Take the letters M A R K E T and with the change of just a single letter you have an anagram of `racket'. Not for a moment, of course, do I suggest that the two concepts are simply interchangeable. However it would be hard to deny, from any point of view, that deregulated financial markets came recently within a whisker of torpedoing the entire global economy. Thomas Frank's brilliant and most entertaining analysis of the matter helps to supply what has been a crying lack, namely articulacy and pizzazz in arguing what so many have felt all along, that much of the world of banking and investment had become a downright racket. More especially, the book is concerned with another grotesque piece of effrontery, by which the perpetrators of the disaster have not only escaped unpunished but are managing to masquerade as some sort of victims and/or champions of the common man. The proponents of this viewpoint can certainly be congratulated on their chutzpah if nothing else. In particular they have deployed brilliant PR and controlled the vocabulary, and while in terms of intellectual grip and argumentative panache Thomas Frank can wipe the floor with the whole wretched gang books still have to struggle against the organised Goebbelsian salvoes that substitute volume and repetition for argument. Galbraith had a wonderful expression `the stridently vocal and pathologically ignorant'. In case even that may be too elitist and taken as further proof of attempts at seizing power by liberals or god knows who, may I humbly offer to the forces of light two simple and familiar expressions to help penetrate the clouds of obfuscation being visited on the victims of these scams. For the financial operations themselves the word is of course `racket': for the way it is being sanitised and served up for approval there is the excellent American phrase `snow job'.
Most of the book is devoted to analysing the techniques used in this saga of double-speak and double-think.
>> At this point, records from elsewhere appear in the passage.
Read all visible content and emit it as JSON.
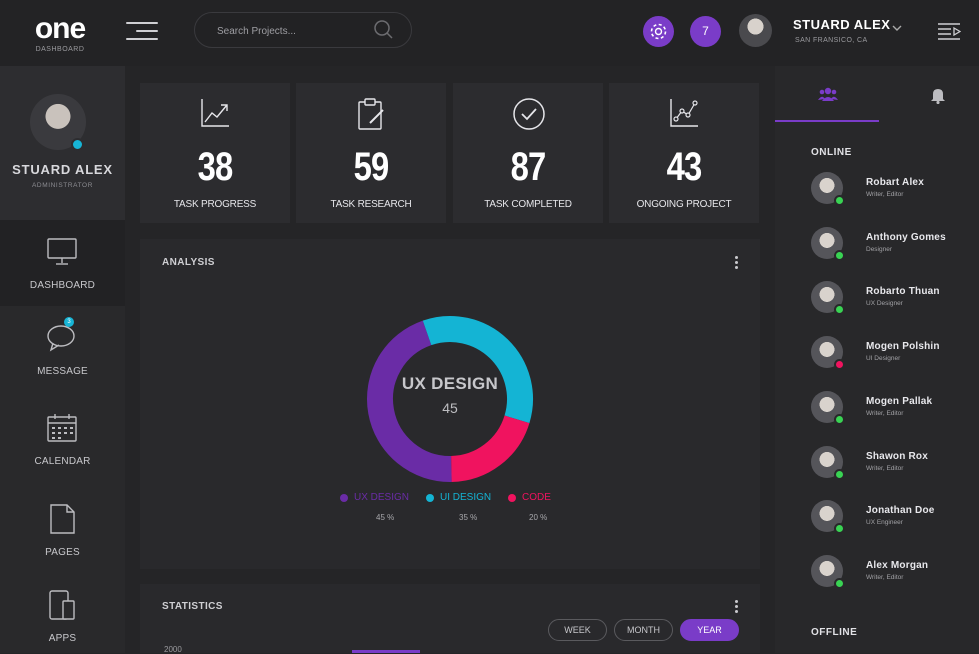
{
  "brand": {
    "logo": "one",
    "subtitle": "DASHBOARD"
  },
  "search": {
    "placeholder": "Search Projects..."
  },
  "header": {
    "notification_count": "7",
    "user_name": "STUARD ALEX",
    "user_location": "SAN FRANSICO, CA"
  },
  "profile": {
    "name": "STUARD ALEX",
    "role": "ADMINISTRATOR"
  },
  "nav": [
    {
      "label": "DASHBOARD",
      "icon": "monitor-icon"
    },
    {
      "label": "MESSAGE",
      "icon": "chat-icon",
      "badge": "3"
    },
    {
      "label": "CALENDAR",
      "icon": "calendar-icon"
    },
    {
      "label": "PAGES",
      "icon": "page-icon"
    },
    {
      "label": "APPS",
      "icon": "devices-icon"
    }
  ],
  "stats": [
    {
      "value": "38",
      "label": "TASK PROGRESS",
      "icon": "trend-icon"
    },
    {
      "value": "59",
      "label": "TASK RESEARCH",
      "icon": "clipboard-icon"
    },
    {
      "value": "87",
      "label": "TASK COMPLETED",
      "icon": "check-circle-icon"
    },
    {
      "value": "43",
      "label": "ONGOING PROJECT",
      "icon": "scatter-chart-icon"
    }
  ],
  "analysis": {
    "title": "ANALYSIS",
    "center_title": "UX DESIGN",
    "center_value": "45",
    "segments": [
      {
        "label": "UX DESIGN",
        "pct_label": "45 %",
        "value": 45,
        "color": "#6a2ca6"
      },
      {
        "label": "UI DESIGN",
        "pct_label": "35 %",
        "value": 35,
        "color": "#14b4d4"
      },
      {
        "label": "CODE",
        "pct_label": "20 %",
        "value": 20,
        "color": "#f0135f"
      }
    ]
  },
  "statistics": {
    "title": "STATISTICS",
    "filters": [
      "WEEK",
      "MONTH",
      "YEAR"
    ],
    "active_filter": "YEAR",
    "y_tick_top": "2000"
  },
  "right_panel": {
    "online_title": "ONLINE",
    "offline_title": "OFFLINE",
    "online": [
      {
        "name": "Robart Alex",
        "role": "Writer, Editor",
        "status": "#39d353"
      },
      {
        "name": "Anthony Gomes",
        "role": "Designer",
        "status": "#39d353"
      },
      {
        "name": "Robarto Thuan",
        "role": "UX Designer",
        "status": "#39d353"
      },
      {
        "name": "Mogen Polshin",
        "role": "UI Designer",
        "status": "#f0135f"
      },
      {
        "name": "Mogen Pallak",
        "role": "Writer, Editor",
        "status": "#39d353"
      },
      {
        "name": "Shawon Rox",
        "role": "Writer, Editor",
        "status": "#39d353"
      },
      {
        "name": "Jonathan Doe",
        "role": "UX Engineer",
        "status": "#39d353"
      },
      {
        "name": "Alex Morgan",
        "role": "Writer, Editor",
        "status": "#39d353"
      }
    ]
  },
  "colors": {
    "accent": "#7a3cc8",
    "online": "#39d353",
    "busy": "#f0135f",
    "cyan": "#14b4d4"
  }
}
In fact I got the impression that a lot of it comes down to just one basic technique - whenever the malefactors are accused, however reasonably, of any particular malfeasance the double-think apparatchiks simply reply `No, you'. It is automatic, it is instantaneous, it annuls thought and reason, and it gains force simply by familiarity. Thomas Frank cites example after example. Consistency is not a problem either - if the money moguls and manipulators are attacked by their critics on the liberal side then the liberals are victimising the said moguls (it passes belief, doesn't it?); but without missing a beat the pitch can be modified to present the money-monsters as protecting the small businessman from the big guys.
If you think that the supply-side monetarists have had things their way for the last 30 years, it's worth saying that in some right-wing quarters the feeling is strong that their hour has never really come. This is the familiar argument that when a policy looks to be an unmitigated disaster that is because it has not been pursued thoroughly enough, or that it is not really a disaster but a brilliant triumph, or both. Thomas Frank devotes a good deal of energy to dissecting this proposition, but there is another side to it that I suspect he is missing because he is just not old enough to have the background. I am not American myself, but I have been visiting this great republic all my life, and I had made a few of my visits before Thomas Frank was even born. He often cites a certain Glenn Beck whose show I have never seen, and who apparently majors in paranoia about liberals, socialists etc seizing power, `taking over' (whatever that is) and similar claptrap. This stuff is as old as the hills, and attractive though America is in so many ways it has been the home to a large minority of right-wing nutters since I can ever remember. In the 60's we had the John Birch Society, now we have the Tea Party, and there has always been the constant theme of claiming ownership of the constitution, the flag, the bill of rights etc, the same fixation with taxes, and the non-stop invocations of `liberty', which has morphed from its origin in rejection of George III into a near-meaningless adhesive label attached mechanically to anything the right may be doing. Above all, such propaganda, however ludicrous, is kept in people's consciousness by the simple device, now as then, of turning up the volume-level.
Thomas Frank ends with his insight into how this monstrous nonsense has achieved the level of acceptance that it has. Partly it is that it was well prepared and financed, but he does not spare the Democratic party in general or Mr Obama in particular for being desperately ineffectual. Forget Mr Beck's takeovers, seizures of power and whatnot: if any of that is going on it is not coming from the quarter where Mr Beck purports to find it, although we can all join in criticising the government on this issue at least. I do not know just how long the genuine majority who are being manipulated will put up with it, but there does seem to be some kind of reaction at last, and it appears to be global. That leaves me with another thought: do the deregulators and free-marketers really think that trans-national corporations, however deregulated in America (suppose), can operate on any such basis worldwide? I wonder whether it has really sunk in that the world consists of anywhere else besides America.